OTTAWA — The Canadian government is sending a pointed message it is ready to use military equipment purchases as a wedge against U.S. protectionist actions.

The move could benefit European and other non-U.S. companies that hope to supply the Canadian military.

President Donald Trump has slapped a new tariff on Canadian lumber and has threatened similar action against its dairy products. Trump has also said he wants to renegotiate the NAFTA agreement between Mexico, Canada and the U.S.

In addition, the U.S. Commerce Department is currently investigating Boeing’s complaint that Canadian government subsidies allow Bombardier Aerospace of Montreal to sell its C Series commercial aircraft at below-market prices.

But U.S. firms are the largest suppliers of equipment to the Canadian Forces and Canadian government officials are now examining how to use that to deter some U.S. trade sanctions.

In response to Boeing's complaint about Bombardier, Canada has broken off discussions with the company about the proposed purchase of 18 Super Hornets.

But Boeing's actions could jeopardize more than just that acquisition.

Canada will release its new defense policy on June 7. It is expected to outline new purchases of billions of dollars worth of equipment, including tactical helicopters, aerial refuelling tankers and unmanned aerial vehicles.

Boeing is interested in all of those programs.

But because of its trade complaint, Canada is now reviewing all dealings it has with the company for military products, Steven MacKinnon, parliamentary secretary to Public Services and Procurement Minister Judy Foote, said June 1.

Canada is also asking aerospace and defense firms it deals with to put out the message about the importance of the U.S.-Canada industry relationship.

"We call on all of our industry partners to speak with one voice about the interconnectedness of the defense industry supply chain between Canada and the United States," Defence Minister Harjit Sajjan told industry representatives May 31 at the CANSEC defense trade show here.

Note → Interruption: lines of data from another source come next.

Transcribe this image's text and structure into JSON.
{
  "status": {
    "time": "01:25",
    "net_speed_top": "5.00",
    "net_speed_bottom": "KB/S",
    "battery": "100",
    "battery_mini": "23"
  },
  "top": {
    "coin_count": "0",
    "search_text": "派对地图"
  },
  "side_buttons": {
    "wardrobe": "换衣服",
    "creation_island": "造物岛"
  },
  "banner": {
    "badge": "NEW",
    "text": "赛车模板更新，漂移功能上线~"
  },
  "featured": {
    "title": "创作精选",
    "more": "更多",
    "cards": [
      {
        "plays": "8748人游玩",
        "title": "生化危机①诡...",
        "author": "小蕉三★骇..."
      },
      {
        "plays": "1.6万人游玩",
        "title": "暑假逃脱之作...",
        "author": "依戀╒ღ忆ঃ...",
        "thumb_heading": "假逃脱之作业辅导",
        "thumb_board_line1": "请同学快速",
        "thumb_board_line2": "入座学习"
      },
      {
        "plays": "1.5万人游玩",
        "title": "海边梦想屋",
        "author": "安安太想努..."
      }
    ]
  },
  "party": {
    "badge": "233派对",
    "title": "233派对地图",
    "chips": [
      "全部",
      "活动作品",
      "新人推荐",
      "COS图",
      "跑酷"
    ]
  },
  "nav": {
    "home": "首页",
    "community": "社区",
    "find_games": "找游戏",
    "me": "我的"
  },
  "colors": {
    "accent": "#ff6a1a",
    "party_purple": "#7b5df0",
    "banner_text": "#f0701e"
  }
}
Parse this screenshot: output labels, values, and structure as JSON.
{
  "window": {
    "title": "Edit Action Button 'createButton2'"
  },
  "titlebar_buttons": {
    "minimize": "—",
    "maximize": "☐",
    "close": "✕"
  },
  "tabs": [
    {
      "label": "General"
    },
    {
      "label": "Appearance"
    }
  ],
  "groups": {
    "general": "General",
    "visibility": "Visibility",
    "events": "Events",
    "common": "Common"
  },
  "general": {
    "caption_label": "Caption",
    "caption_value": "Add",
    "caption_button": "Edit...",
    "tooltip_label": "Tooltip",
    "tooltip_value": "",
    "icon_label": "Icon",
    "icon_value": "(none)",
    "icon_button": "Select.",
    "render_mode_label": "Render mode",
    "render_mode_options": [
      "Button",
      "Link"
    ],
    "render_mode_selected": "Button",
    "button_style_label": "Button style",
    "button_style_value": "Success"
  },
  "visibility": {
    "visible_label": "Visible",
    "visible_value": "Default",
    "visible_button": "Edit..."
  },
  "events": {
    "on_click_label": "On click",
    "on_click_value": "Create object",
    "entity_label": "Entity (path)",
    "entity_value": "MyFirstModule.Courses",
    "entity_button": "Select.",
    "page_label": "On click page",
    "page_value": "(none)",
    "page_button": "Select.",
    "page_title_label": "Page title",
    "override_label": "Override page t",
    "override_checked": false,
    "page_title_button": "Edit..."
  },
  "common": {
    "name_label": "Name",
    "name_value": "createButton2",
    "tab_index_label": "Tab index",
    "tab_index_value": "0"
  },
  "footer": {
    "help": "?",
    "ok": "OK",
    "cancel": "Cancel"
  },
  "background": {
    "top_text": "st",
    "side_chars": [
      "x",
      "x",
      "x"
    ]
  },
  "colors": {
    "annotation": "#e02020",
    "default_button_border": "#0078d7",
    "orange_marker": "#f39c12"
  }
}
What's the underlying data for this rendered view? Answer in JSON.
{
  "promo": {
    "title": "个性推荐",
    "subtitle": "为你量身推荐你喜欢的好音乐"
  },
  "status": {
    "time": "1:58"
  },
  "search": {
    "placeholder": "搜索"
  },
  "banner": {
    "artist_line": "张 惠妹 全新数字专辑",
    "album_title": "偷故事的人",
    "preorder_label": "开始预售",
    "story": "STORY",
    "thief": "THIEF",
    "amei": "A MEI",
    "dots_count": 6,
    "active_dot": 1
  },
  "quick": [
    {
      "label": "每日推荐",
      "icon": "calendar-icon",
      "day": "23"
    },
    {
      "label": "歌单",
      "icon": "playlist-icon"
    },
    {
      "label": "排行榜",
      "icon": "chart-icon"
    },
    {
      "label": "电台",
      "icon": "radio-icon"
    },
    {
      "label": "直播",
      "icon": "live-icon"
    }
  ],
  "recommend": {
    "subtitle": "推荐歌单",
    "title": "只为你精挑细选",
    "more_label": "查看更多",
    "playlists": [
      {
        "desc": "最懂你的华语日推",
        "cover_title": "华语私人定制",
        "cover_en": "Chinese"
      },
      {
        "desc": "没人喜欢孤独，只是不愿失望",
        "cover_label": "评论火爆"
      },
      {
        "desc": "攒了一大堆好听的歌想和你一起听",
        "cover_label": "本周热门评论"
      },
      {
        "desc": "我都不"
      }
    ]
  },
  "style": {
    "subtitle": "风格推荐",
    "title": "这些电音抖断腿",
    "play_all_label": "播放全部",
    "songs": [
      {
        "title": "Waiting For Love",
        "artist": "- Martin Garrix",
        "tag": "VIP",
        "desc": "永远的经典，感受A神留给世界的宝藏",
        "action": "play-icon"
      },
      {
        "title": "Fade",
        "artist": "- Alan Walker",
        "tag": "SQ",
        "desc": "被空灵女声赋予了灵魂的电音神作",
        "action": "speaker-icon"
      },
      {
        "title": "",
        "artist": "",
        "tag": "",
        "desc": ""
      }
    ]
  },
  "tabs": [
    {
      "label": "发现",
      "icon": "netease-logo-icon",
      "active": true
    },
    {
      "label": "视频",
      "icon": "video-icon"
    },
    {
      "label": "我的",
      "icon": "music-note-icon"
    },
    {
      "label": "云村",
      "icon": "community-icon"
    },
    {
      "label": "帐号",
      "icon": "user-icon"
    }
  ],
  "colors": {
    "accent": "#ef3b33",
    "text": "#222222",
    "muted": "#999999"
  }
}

"We need your help in making the clear case of ensuring goods continue to flow freely across our two countries," he added. "We need your voices to articulate the consequences should our borders be closed."

Sajjan said Boeing's actions have hurt its relationship with Canada, and he called on the company to withdraw its complaint against Bombardier. "It is not the behavior of a trusted partner," he said in an unprecedented speech to industry representatives.

But Boeing is not backing down. On June 1 it cancelled the announcement it planned to make naming the members of its Canadian industry team who would contribute to the Super Hornet program.

"Due to the current climate, today is not the most opportune time to share this good news story," Boeing noted in a statement.

No new date has been set for the announcement.

But Sajjan said Canada only wants to deal with "trusted industry partners," a comment picked up on by European defense representatives here.

They say they are ready to step in if Canada moves away from U.S. equipment purchases.

European firms are already making inroads. In December, Airbus won a contact to provide a fleet of new search and rescue aircraft to the Royal Canadian Air Force.

Airbus is also promoting an aerial refuelling aircraft for the RCAF and expects to face Boeing as one of its main rivals in that upcoming competition, company officials say.

In addition, Leonardo used the CANSEC show to announce a teaming arrangement with Canadian firms for a proposed modernization program for the RCAF's search and rescue aircraft.

The RCAF will also need a replacement for its Griffon helicopters, Sajjan has said.

Leonardo is looking at a number of platforms for that program when it is announced. Its main competition is expected to be in the U.S.

"The trade dispute with the Americans has potential to open up new opportunities," said one European industry source. "We are keen to see how this plays out in the coming months."